The board and IDOT reappointed Reinhart to another six-year term as the County Engineer. Reinhart has been with the County since 1998.
The third resolution Reinhart presented was a resolution to use REBUILD Illinois funds to pay the local share of the Brighton-Bunker Hill Road project in the amount of $600,000. Reinhart said he did not want to use all of the REBUILD funds to pay for this project and estimated $600,000 based on his knowledge of upcoming projects. He estimated that the project would take one construction season, if they began in March he hoped the project would be finished by this month. The Brighton-Bunker Hill Road project would replace the bridge, resurfacing, widening and reconstructing the road including the intersections at Fosterburg Road and Shipman Cutoff Road.
The County also agreed to participate in the County engineer Salary’s Program, which gives a recommended salary amount for each Illinois county’s engineer. The county’s then agree to pay the engineer at least 95 percent of the recommended amount.

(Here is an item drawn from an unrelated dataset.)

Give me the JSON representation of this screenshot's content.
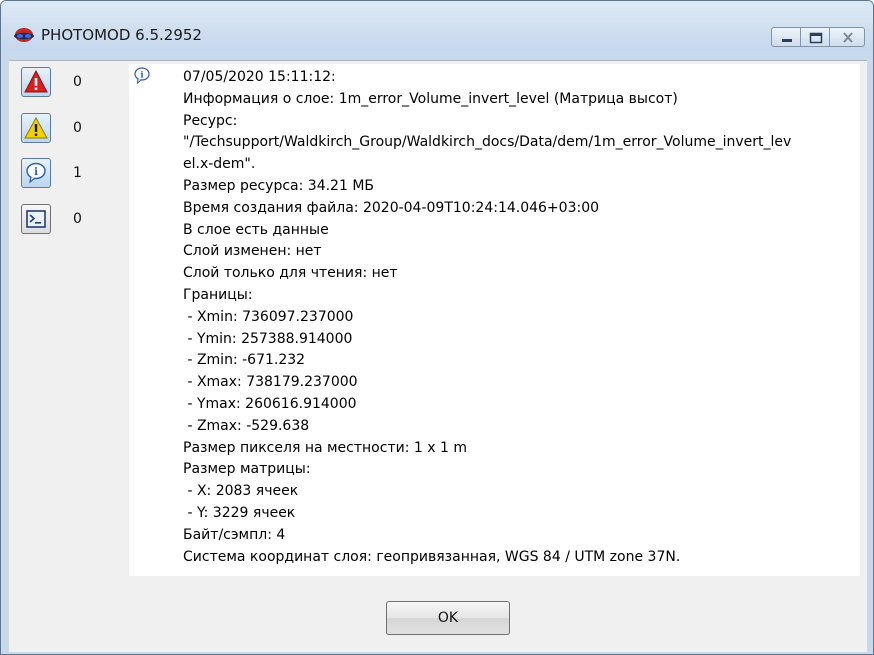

This year the Road and Bridges Committee moved for Reinhart to be paid the full recommended salary as opposed to 95 percent of the salary which he has been paid since the county joined the program in 2004. There will also be a two percent raise, which is the yearly raise recommended by the State. Based on the increase to 100 percent pay and the two percent raise, Reinhart would make $124,644.
When asked why the committee recommended the full amount be paid Reinhart replied, “I figure after 24 years I’m worth 100 percent of the salary instead of 95.”
After much discussion the board ultimately approved the motion to pay the County Engineer the 100 percent salary. Board member James Ibberson made the motion, and all 14 members present voted to approve.
SAFE-T Act Discussion
Sheriff Shawn Kahl and State’s Attorney Jordan Garrison both spoke to the board about the SAFE-T Act and changes they will see on Jan. 1 if the bill goes into effect. Garrison says he expects the county to be involved in litigation by the end of the year as he does not foresee changes being made to the act. He also said that there were things in the litigation brief he did not agree with so he would be filing a brief in a different way. Garrison said he did not expect litigation to be victorious. A final ruling will be decided on Dec. 22, giving the county eight days to have a plan in place for implementing the SAFE-T Act.
Kahl, recently re-elected, said the Sheriff’s Department is already feeling the pressure of the SAFE-T Act. There are not enough deputies to patrol the areas assigned to the Sheriff’s Department and the Sheriff is having to patrol the municipalities in the county because there are not enough officers on the town departments to run full time Departments. Currently, the Sheriff’s Department is providing coverage to Virden, Girard, Bunker Hill, Brighton and Mt. Olive.
There are only two deputies currently to cover the County patrols as well as the patrols of the five municipalities. Once the SAFE-T Act is implemented the shortage will be felt even more as deputies will be needed for prisoner transportation throughout the State.
The State’s Attorney’s Office recently lost one of their Attorney’s because they received a better offer from another County’s office. Garrison anticipates the problem will continue as Macoupin County is not offering a competitive wage.
The board approved all of the township’s ARPA requests. The board voted to approve the requests without taking them back to the finance committee due to a time sensitive bid for equipment for Brighton Township.
The board appointed Anthony Tate to the South Palmyra Rural Water District for an unexpired term ending April 30, 2026.
The board approved the replacement of a culvert in Hilyard Township on Lambeth road. The project will cost $6,000, and the county will pay for half of the project.